Check each line of the material below, and copy it if it holds the string "Gabrieli".

***** MATERIAL FOR THIS TASK *****

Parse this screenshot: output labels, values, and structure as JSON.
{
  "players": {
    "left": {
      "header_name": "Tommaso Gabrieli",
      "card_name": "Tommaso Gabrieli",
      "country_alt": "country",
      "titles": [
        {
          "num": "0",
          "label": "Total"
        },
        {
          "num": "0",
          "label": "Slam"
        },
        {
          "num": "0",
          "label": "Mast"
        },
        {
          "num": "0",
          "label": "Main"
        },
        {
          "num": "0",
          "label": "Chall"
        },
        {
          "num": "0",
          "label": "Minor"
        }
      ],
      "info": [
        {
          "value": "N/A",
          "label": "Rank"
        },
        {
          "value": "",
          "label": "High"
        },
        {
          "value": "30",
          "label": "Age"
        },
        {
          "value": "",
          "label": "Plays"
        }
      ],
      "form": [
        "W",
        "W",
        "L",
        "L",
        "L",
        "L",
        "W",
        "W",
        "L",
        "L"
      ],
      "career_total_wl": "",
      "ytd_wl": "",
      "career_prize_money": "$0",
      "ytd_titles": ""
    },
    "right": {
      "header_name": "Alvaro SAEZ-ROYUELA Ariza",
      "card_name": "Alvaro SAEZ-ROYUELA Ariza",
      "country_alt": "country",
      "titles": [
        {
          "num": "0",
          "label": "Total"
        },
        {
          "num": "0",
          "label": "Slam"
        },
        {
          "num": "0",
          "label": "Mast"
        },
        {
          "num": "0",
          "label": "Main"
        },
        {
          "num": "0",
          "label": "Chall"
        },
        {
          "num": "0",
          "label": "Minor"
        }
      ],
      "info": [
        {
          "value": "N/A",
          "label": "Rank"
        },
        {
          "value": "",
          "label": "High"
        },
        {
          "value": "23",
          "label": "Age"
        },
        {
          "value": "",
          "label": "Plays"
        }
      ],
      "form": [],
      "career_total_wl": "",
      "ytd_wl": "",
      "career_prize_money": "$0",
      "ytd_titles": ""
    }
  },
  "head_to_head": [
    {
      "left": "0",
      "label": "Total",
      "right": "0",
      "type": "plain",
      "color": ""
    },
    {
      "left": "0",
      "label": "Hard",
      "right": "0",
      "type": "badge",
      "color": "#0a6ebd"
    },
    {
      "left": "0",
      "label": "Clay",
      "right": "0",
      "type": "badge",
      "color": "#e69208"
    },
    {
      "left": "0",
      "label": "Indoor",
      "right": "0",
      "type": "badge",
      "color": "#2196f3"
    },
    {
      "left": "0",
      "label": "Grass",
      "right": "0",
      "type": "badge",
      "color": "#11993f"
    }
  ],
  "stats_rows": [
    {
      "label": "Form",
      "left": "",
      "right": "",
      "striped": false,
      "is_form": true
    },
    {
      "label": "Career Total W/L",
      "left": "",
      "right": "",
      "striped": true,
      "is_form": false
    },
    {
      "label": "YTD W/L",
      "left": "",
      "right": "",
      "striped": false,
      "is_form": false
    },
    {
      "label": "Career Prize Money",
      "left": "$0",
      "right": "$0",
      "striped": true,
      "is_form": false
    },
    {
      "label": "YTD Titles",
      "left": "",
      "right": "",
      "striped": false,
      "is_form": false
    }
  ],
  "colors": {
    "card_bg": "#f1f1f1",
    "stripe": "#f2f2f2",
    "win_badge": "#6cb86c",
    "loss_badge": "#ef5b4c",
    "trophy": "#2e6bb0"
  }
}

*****
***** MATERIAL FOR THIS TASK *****

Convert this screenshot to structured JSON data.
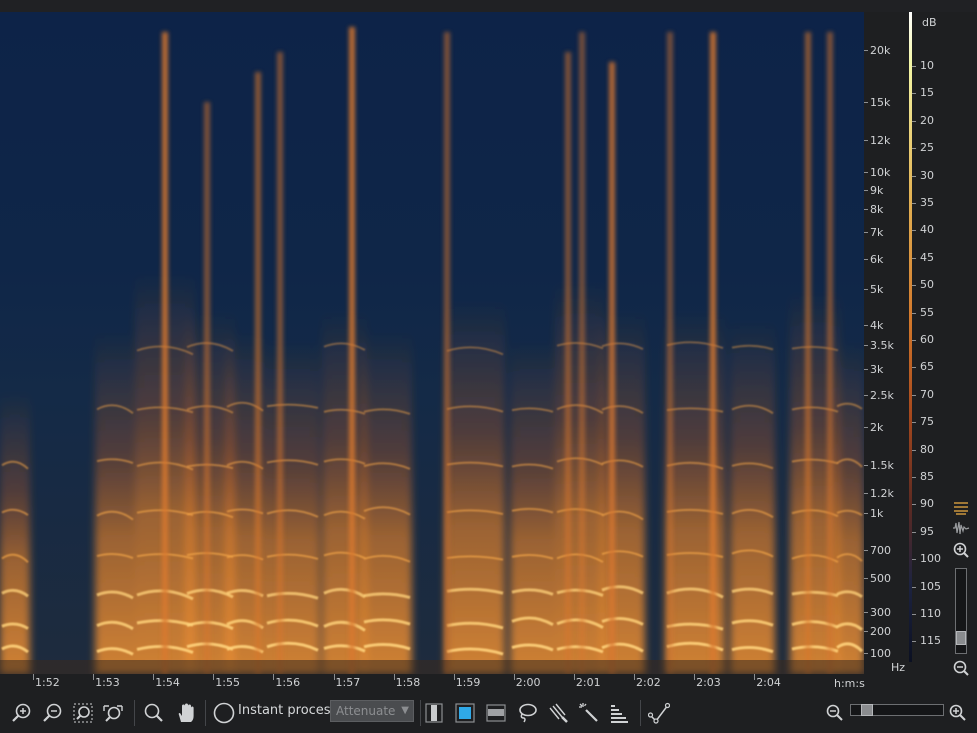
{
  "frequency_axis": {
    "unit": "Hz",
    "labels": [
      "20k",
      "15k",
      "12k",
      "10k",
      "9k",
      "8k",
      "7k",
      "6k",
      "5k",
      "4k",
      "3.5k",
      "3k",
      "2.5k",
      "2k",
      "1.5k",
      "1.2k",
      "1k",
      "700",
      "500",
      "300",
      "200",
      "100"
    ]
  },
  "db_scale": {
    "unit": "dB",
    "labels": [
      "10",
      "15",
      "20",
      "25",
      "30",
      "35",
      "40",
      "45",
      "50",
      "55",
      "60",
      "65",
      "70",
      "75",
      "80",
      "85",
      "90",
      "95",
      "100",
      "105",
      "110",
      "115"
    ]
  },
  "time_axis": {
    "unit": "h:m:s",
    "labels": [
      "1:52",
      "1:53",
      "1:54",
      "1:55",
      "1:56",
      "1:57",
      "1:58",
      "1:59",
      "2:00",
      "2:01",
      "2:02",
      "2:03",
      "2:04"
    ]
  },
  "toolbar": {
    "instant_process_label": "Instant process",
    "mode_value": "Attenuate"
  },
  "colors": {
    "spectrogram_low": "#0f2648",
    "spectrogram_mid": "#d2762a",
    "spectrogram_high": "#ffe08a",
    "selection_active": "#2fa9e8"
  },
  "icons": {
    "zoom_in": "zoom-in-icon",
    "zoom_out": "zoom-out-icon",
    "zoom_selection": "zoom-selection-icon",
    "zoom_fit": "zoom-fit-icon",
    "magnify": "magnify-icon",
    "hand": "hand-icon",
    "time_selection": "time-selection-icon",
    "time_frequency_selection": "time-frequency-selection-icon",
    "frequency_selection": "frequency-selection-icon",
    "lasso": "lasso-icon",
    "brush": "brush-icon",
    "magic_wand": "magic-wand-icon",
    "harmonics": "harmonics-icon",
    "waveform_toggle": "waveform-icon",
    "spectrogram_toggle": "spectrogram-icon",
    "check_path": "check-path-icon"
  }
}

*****

*RESPONSE TO THE EXERCISE*:
      "header_name": "Tommaso Gabrieli",
      "card_name": "Tommaso Gabrieli",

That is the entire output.